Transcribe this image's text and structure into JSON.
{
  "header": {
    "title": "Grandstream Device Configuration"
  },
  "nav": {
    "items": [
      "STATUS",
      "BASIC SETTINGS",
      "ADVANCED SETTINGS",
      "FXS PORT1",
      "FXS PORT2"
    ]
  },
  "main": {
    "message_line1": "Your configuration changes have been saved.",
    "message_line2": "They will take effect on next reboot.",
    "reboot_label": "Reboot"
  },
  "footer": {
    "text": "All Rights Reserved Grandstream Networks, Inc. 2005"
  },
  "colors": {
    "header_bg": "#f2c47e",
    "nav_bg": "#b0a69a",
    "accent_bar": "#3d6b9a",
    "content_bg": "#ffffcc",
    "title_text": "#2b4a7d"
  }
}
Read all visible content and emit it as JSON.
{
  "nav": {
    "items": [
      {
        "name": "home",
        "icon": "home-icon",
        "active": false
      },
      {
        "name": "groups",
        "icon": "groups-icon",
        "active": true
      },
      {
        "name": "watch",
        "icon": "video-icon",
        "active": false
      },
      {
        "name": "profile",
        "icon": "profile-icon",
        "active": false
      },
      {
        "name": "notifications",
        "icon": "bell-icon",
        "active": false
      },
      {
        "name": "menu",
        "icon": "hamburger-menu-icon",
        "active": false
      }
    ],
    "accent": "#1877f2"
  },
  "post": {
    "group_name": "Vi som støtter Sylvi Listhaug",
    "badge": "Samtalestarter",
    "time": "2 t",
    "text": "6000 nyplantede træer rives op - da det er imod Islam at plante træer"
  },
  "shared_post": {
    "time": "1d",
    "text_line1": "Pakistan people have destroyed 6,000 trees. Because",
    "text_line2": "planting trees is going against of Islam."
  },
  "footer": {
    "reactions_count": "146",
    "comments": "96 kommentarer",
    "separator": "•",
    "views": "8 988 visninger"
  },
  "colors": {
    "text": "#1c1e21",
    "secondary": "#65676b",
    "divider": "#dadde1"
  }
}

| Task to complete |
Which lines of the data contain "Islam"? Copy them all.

| Task solution |
    "text": "6000 nyplantede træer rives op - da det er imod Islam at plante træer"
    "text_line2": "planting trees is going against of Islam."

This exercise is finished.